The Akkadian raft-keepers clapped and cheered, shouting encouragements, seemingly unfazed by the crossing.

Tom, clapping his chum on the back with such energy that Andy nearly toppled over.

That great shock wave had swept right around the curve of the moon until it had converged in a fresh clap of shattered ice at the antipode of the impact.

The Wart cheered, Archimedes hooted till he cried, the gore-crow fell down dead, and Hecate, on the top of her ladder, clapped so much that she nearly tumbled off.

He and Audubon and Harris clasped hands and clapped one another on the back when the gangplank went down and passengers could disembark.

Then Bardo the Just rubbed his eyes, shot Danlo a curious, admiring look, and he clapped his hands.

And from the way Wrath and Vengeance was casting sidelong looks his way, Bandar concluded that the Bololo archetype had already stood up, raised a hand and a foot, then clapped its paws together.

Despite her suffering, poor Maude, recognizing the shameless display she had just made of herself, clapped her left palm over the intimate hollow to hide it from him, and was promptly rewarded with another magisterial stroke of the rod, this one switching fiercely across the broadest, most resilient curves of both her bottomcheeks.

I tumbled down the hill, and when I got to the bottom, who should there be waiting for me but that confounded bushranger, and the moment I opened my mouth to speak, he clapped a pistol in it, and there I was hard and fast.

The one-armed man protested energetically, but Chiao Tai clapped his shoulder and they left.

Here and there, a dark-haired Cimmerian would clap his hands to his chest or his neck or his face and fall.

Sulla clapped him on the back and went straight on down the hill of the Clivus Victoriae to the spot where the alley in which his house lay branched off it.

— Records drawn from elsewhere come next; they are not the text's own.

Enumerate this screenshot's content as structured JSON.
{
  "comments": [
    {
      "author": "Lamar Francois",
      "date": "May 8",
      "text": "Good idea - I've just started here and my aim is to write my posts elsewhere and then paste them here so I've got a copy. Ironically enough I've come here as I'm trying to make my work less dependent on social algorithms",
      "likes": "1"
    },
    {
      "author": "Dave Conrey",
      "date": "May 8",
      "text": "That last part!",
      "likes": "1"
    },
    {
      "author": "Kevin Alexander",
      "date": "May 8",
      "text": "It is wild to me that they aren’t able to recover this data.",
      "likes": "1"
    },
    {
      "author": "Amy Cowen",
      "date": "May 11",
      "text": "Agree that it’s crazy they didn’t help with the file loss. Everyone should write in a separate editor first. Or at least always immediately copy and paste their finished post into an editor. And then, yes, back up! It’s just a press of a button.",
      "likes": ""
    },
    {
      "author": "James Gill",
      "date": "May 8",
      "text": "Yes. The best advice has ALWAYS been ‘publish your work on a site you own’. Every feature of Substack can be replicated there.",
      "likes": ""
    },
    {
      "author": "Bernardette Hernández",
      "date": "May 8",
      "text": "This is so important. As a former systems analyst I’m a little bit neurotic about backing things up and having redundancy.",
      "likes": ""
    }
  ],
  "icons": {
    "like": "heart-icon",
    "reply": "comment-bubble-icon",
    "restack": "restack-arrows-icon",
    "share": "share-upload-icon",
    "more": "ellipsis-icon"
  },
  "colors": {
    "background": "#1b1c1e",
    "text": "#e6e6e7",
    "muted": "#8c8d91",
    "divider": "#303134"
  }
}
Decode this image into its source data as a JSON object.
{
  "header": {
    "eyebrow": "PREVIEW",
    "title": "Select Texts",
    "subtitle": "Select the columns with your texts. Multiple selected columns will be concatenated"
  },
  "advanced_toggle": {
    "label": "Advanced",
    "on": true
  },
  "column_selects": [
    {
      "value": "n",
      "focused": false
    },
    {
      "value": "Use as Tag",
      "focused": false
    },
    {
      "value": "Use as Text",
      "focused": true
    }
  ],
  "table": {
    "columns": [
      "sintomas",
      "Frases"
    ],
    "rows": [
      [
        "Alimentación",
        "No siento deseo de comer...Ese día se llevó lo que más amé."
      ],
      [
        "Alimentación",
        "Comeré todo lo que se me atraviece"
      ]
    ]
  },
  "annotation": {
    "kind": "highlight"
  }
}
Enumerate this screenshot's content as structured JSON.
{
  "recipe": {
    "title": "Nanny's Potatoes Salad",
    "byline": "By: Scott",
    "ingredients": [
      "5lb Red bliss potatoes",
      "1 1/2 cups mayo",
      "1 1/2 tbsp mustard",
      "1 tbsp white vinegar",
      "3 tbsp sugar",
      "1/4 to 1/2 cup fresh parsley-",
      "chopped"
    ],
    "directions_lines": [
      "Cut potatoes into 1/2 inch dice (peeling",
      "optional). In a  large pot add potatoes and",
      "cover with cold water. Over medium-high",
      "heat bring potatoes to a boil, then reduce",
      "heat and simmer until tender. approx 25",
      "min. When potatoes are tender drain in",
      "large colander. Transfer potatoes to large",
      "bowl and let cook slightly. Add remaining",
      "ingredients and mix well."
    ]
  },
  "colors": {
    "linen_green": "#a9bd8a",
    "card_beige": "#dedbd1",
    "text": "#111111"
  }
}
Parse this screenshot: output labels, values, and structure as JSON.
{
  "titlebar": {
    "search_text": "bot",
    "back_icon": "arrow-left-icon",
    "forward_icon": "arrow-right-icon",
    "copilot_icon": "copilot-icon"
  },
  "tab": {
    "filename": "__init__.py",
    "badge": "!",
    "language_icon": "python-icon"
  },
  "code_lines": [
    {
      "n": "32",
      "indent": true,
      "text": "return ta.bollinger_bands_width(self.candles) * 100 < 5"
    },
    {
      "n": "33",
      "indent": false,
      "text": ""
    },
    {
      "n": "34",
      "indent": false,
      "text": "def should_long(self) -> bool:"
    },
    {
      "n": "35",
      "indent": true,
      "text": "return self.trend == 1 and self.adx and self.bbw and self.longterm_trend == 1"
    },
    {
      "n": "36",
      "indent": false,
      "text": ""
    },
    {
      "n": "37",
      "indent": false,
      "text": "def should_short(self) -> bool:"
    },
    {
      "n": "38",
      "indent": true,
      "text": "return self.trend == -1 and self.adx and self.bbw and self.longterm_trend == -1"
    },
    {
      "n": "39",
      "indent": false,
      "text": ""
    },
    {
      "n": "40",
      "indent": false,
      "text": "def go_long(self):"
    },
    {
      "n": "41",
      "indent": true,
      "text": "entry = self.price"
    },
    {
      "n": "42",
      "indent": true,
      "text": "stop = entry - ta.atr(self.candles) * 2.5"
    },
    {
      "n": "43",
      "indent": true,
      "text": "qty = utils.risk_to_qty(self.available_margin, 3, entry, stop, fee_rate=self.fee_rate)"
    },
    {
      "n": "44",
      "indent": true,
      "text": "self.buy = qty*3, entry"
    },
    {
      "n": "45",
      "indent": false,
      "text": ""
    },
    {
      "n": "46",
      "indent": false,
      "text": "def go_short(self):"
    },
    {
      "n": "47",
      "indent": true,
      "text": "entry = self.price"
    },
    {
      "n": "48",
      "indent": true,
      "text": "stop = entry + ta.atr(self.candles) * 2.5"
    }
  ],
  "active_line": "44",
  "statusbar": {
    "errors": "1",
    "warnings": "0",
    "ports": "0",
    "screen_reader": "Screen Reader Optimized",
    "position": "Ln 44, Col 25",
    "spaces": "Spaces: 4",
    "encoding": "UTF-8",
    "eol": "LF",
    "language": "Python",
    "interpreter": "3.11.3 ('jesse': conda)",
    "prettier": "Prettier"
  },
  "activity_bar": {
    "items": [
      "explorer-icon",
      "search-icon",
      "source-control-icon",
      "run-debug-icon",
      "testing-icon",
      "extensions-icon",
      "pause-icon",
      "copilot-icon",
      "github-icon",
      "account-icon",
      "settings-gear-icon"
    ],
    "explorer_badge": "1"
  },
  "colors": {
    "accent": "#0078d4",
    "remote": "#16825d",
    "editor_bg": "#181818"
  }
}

Daish Reik had laughed and clapped Kheda on the shoulder, brushing into oblivion the pattern of both earthly and heavenly compasses that he had so painstakingly drawn in the sand to illustrate some earlier point.